═════ AVAILABLE DATA ═════

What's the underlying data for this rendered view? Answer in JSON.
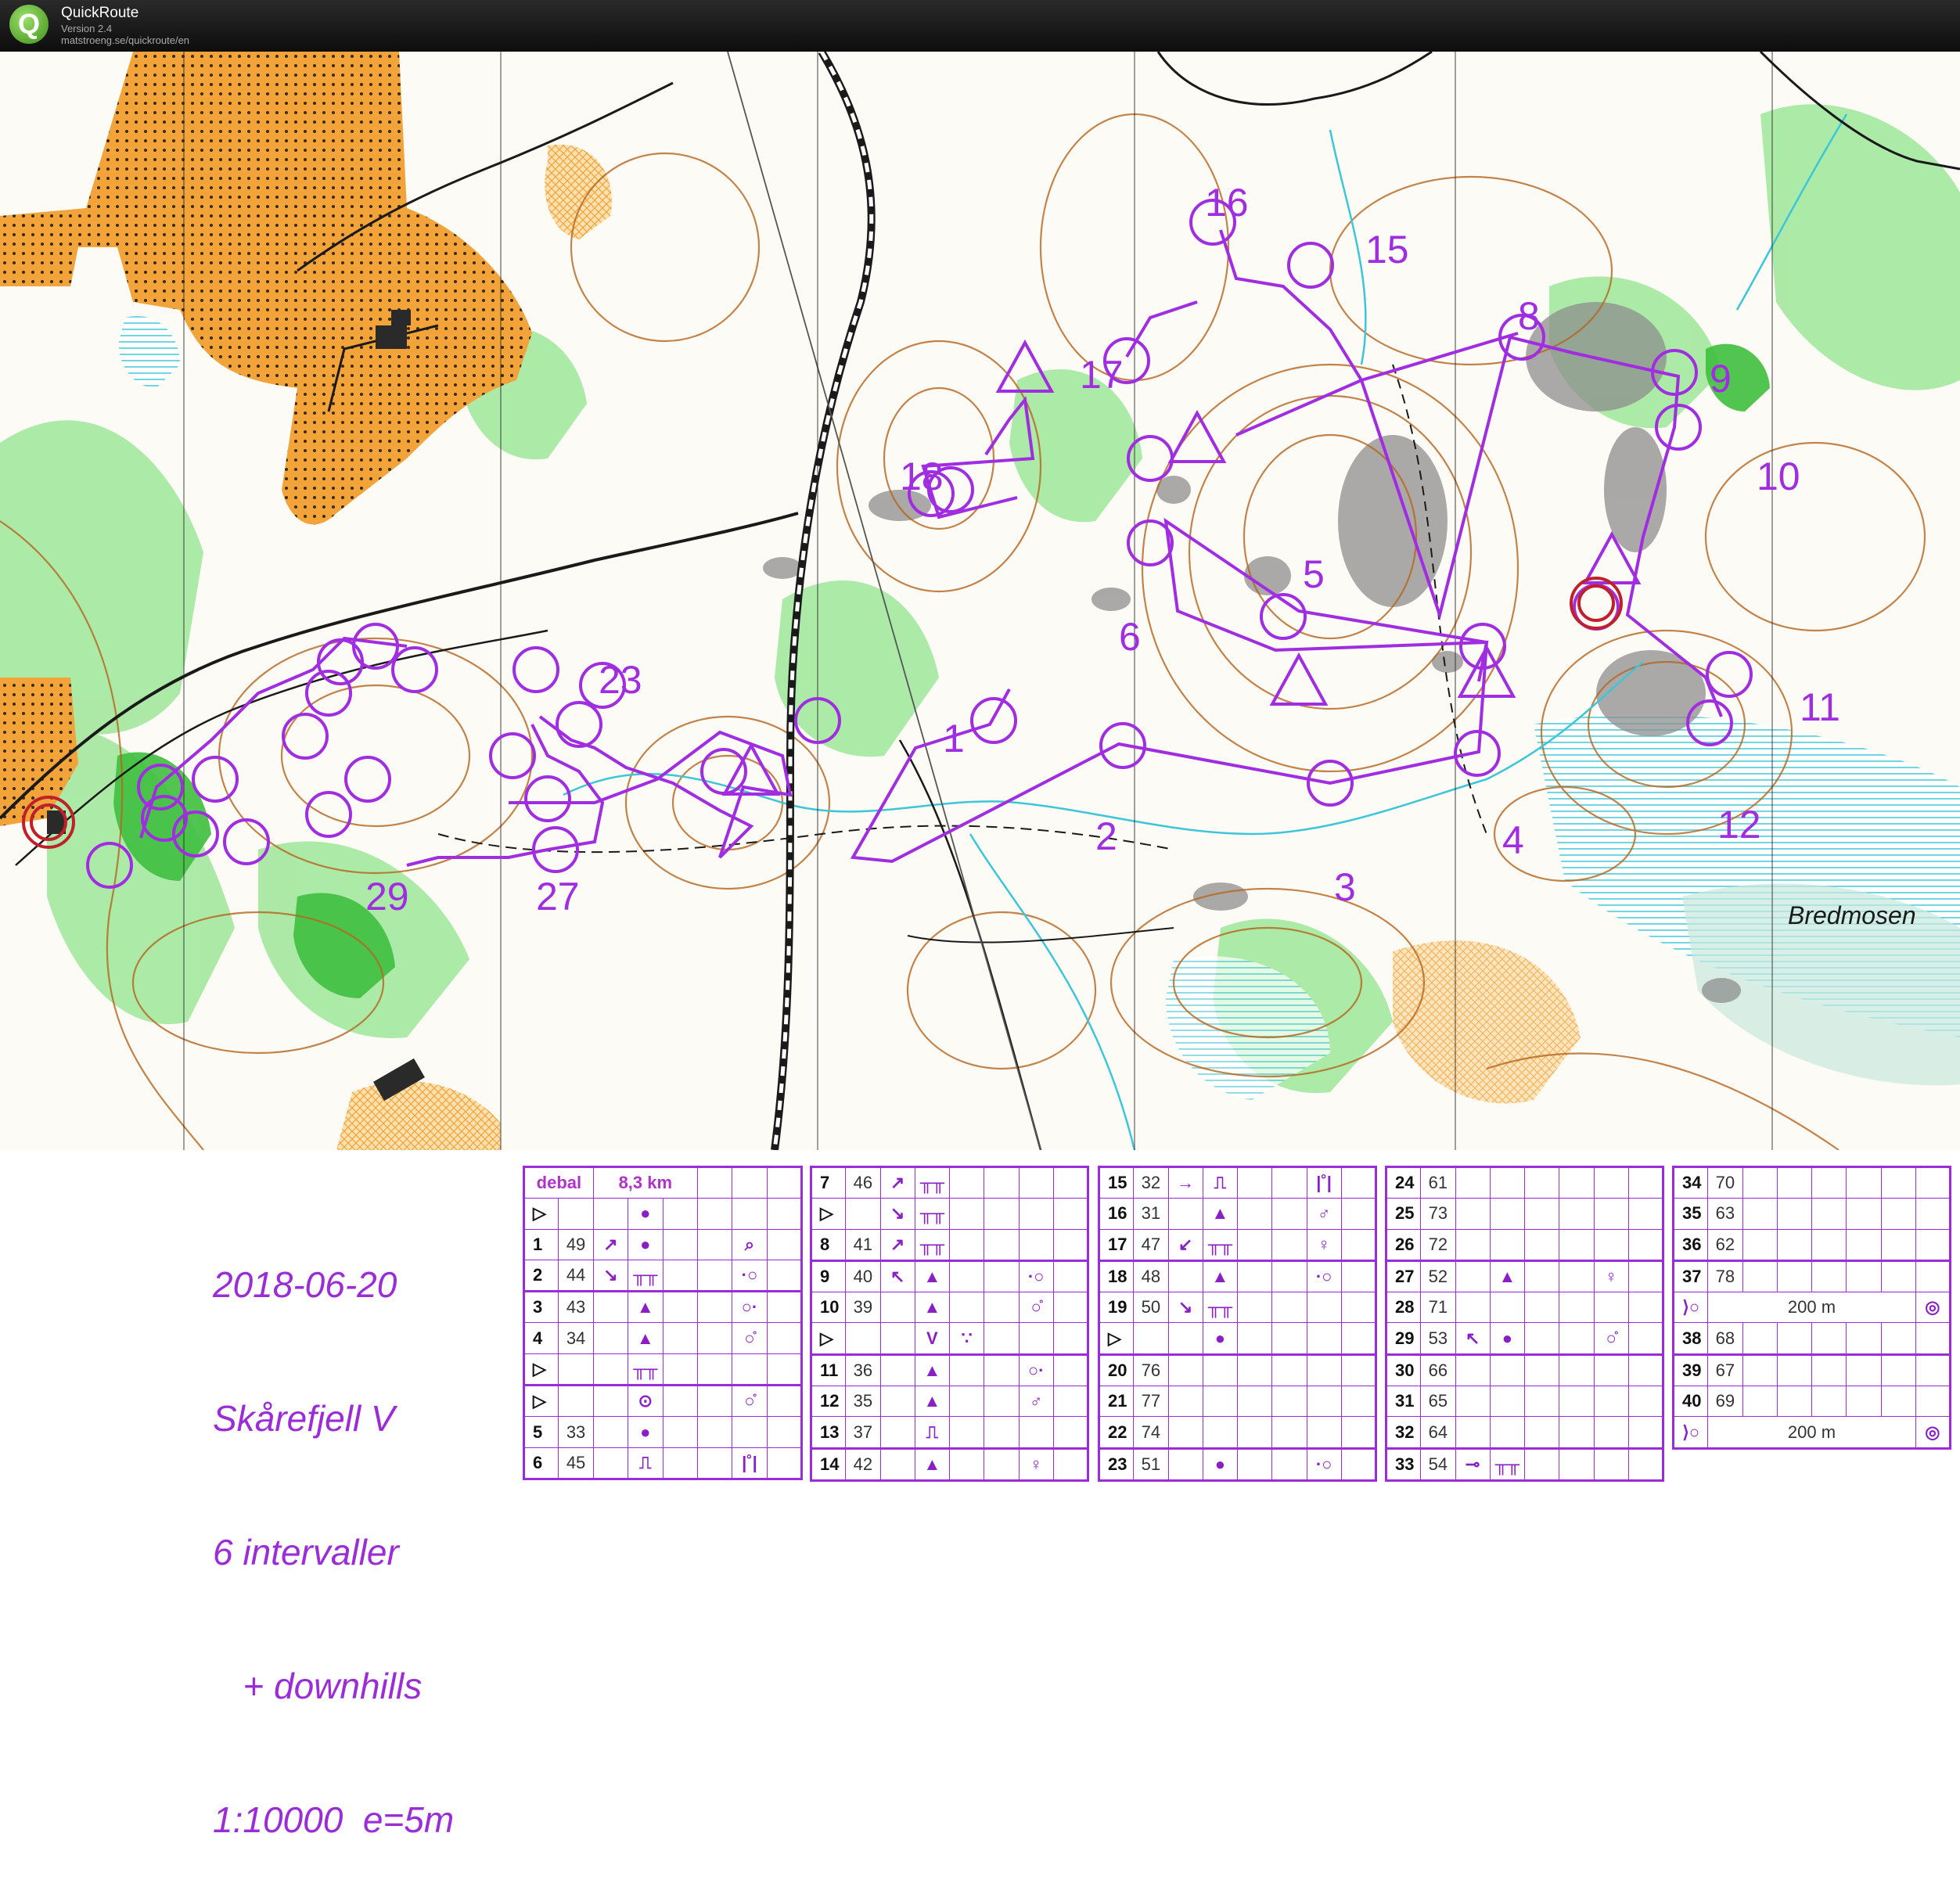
{
  "app": {
    "name": "QuickRoute",
    "version": "Version 2.4",
    "url": "matstroeng.se/quickroute/en",
    "logo_letter": "Q"
  },
  "map": {
    "place_label": "Bredmosen",
    "controls": [
      {
        "n": "1"
      },
      {
        "n": "2"
      },
      {
        "n": "3"
      },
      {
        "n": "4"
      },
      {
        "n": "5"
      },
      {
        "n": "6"
      },
      {
        "n": "8"
      },
      {
        "n": "9"
      },
      {
        "n": "10"
      },
      {
        "n": "11"
      },
      {
        "n": "12"
      },
      {
        "n": "15"
      },
      {
        "n": "16"
      },
      {
        "n": "17"
      },
      {
        "n": "18"
      },
      {
        "n": "23"
      },
      {
        "n": "27"
      },
      {
        "n": "29"
      }
    ],
    "course_color": "#a02ee0",
    "colors": {
      "open": "#f2a43a",
      "forest_green": "#3fbf3f",
      "contour": "#b5651d",
      "water": "#3cc6d8",
      "rock": "#8d8d8d"
    }
  },
  "legend_lines": [
    "2018-06-20",
    "Skårefjell V",
    "6 intervaller",
    "   + downhills",
    "1:10000  e=5m"
  ],
  "descriptions": {
    "header": {
      "name": "debal",
      "length": "8,3 km"
    },
    "col1": [
      {
        "num": "▷",
        "code": "",
        "c": "",
        "d": "●",
        "e": "",
        "g": ""
      },
      {
        "num": "1",
        "code": "49",
        "c": "↗",
        "d": "●",
        "e": "",
        "g": "⌕"
      },
      {
        "num": "2",
        "code": "44",
        "c": "↘",
        "d": "╥╥",
        "e": "",
        "g": "·○"
      },
      {
        "num": "3",
        "code": "43",
        "c": "",
        "d": "▲",
        "e": "",
        "g": "○·"
      },
      {
        "num": "4",
        "code": "34",
        "c": "",
        "d": "▲",
        "e": "",
        "g": "○̊"
      },
      {
        "num": "▷",
        "code": "",
        "c": "",
        "d": "╥╥",
        "e": "",
        "g": ""
      },
      {
        "num": "▷",
        "code": "",
        "c": "",
        "d": "⊙",
        "e": "",
        "g": "○̊"
      },
      {
        "num": "5",
        "code": "33",
        "c": "",
        "d": "●",
        "e": "",
        "g": ""
      },
      {
        "num": "6",
        "code": "45",
        "c": "",
        "d": "⎍",
        "e": "",
        "g": "|˚|"
      }
    ],
    "col2": [
      {
        "num": "7",
        "code": "46",
        "c": "↗",
        "d": "╥╥",
        "g": ""
      },
      {
        "num": "▷",
        "code": "",
        "c": "↘",
        "d": "╥╥",
        "g": ""
      },
      {
        "num": "8",
        "code": "41",
        "c": "↗",
        "d": "╥╥",
        "g": ""
      },
      {
        "num": "9",
        "code": "40",
        "c": "↖",
        "d": "▲",
        "g": "·○"
      },
      {
        "num": "10",
        "code": "39",
        "c": "",
        "d": "▲",
        "g": "○̊"
      },
      {
        "num": "▷",
        "code": "",
        "c": "",
        "d": "V",
        "e": "∵",
        "g": ""
      },
      {
        "num": "11",
        "code": "36",
        "c": "",
        "d": "▲",
        "g": "○·"
      },
      {
        "num": "12",
        "code": "35",
        "c": "",
        "d": "▲",
        "g": "♂"
      },
      {
        "num": "13",
        "code": "37",
        "c": "",
        "d": "⎍",
        "g": ""
      },
      {
        "num": "14",
        "code": "42",
        "c": "",
        "d": "▲",
        "g": "♀"
      }
    ],
    "col3": [
      {
        "num": "15",
        "code": "32",
        "c": "→",
        "d": "⎍",
        "g": "|˚|"
      },
      {
        "num": "16",
        "code": "31",
        "c": "",
        "d": "▲",
        "g": "♂"
      },
      {
        "num": "17",
        "code": "47",
        "c": "↙",
        "d": "╥╥",
        "g": "♀"
      },
      {
        "num": "18",
        "code": "48",
        "c": "",
        "d": "▲",
        "g": "·○"
      },
      {
        "num": "19",
        "code": "50",
        "c": "↘",
        "d": "╥╥",
        "g": ""
      },
      {
        "num": "▷",
        "code": "",
        "c": "",
        "d": "●",
        "g": ""
      },
      {
        "num": "20",
        "code": "76",
        "c": "",
        "d": "",
        "g": ""
      },
      {
        "num": "21",
        "code": "77",
        "c": "",
        "d": "",
        "g": ""
      },
      {
        "num": "22",
        "code": "74",
        "c": "",
        "d": "",
        "g": ""
      },
      {
        "num": "23",
        "code": "51",
        "c": "",
        "d": "●",
        "g": "·○"
      }
    ],
    "col4": [
      {
        "num": "24",
        "code": "61",
        "c": "",
        "d": "",
        "g": ""
      },
      {
        "num": "25",
        "code": "73",
        "c": "",
        "d": "",
        "g": ""
      },
      {
        "num": "26",
        "code": "72",
        "c": "",
        "d": "",
        "g": ""
      },
      {
        "num": "27",
        "code": "52",
        "c": "",
        "d": "▲",
        "g": "♀"
      },
      {
        "num": "28",
        "code": "71",
        "c": "",
        "d": "",
        "g": ""
      },
      {
        "num": "29",
        "code": "53",
        "c": "↖",
        "d": "●",
        "g": "○̊"
      },
      {
        "num": "30",
        "code": "66",
        "c": "",
        "d": "",
        "g": ""
      },
      {
        "num": "31",
        "code": "65",
        "c": "",
        "d": "",
        "g": ""
      },
      {
        "num": "32",
        "code": "64",
        "c": "",
        "d": "",
        "g": ""
      },
      {
        "num": "33",
        "code": "54",
        "c": "⊸",
        "d": "╥╥",
        "g": ""
      }
    ],
    "col5": [
      {
        "num": "34",
        "code": "70"
      },
      {
        "num": "35",
        "code": "63"
      },
      {
        "num": "36",
        "code": "62"
      },
      {
        "num": "37",
        "code": "78"
      },
      {
        "finish": true,
        "text": "200 m"
      },
      {
        "num": "38",
        "code": "68"
      },
      {
        "num": "39",
        "code": "67"
      },
      {
        "num": "40",
        "code": "69"
      },
      {
        "finish": true,
        "text": "200 m"
      }
    ]
  }
}
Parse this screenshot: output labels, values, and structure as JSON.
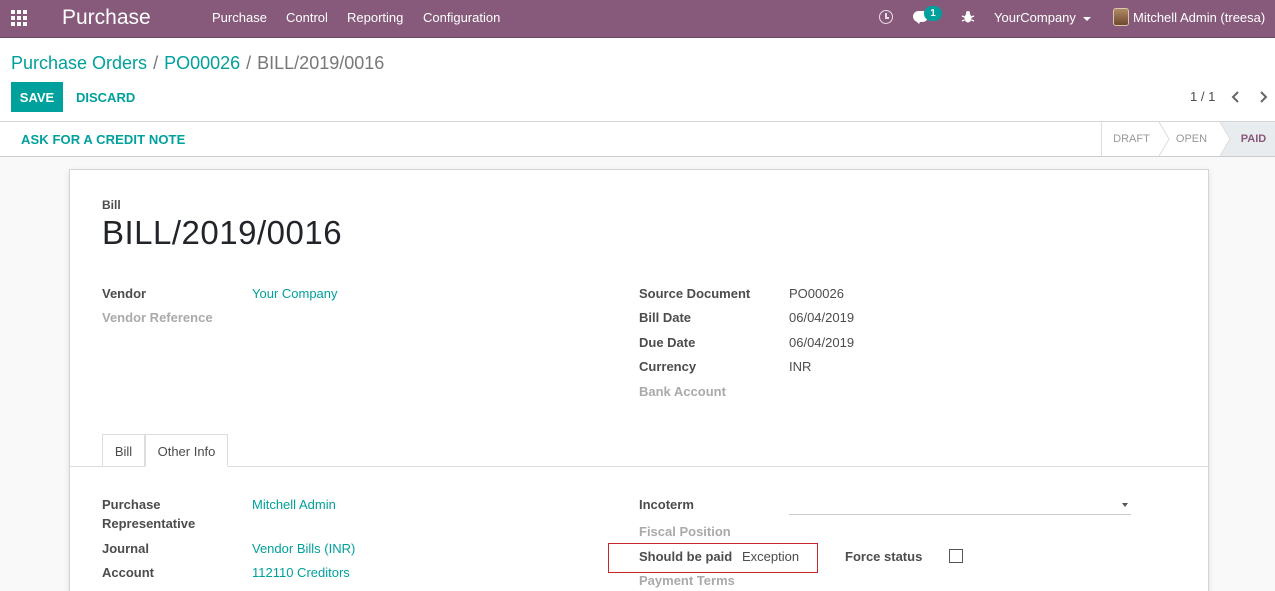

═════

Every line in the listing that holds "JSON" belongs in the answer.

WORKED SOLUTION =>
What's the underlying data for this rendered view? Answer in JSON.
Parse this screenshot: output labels, values, and structure as JSON.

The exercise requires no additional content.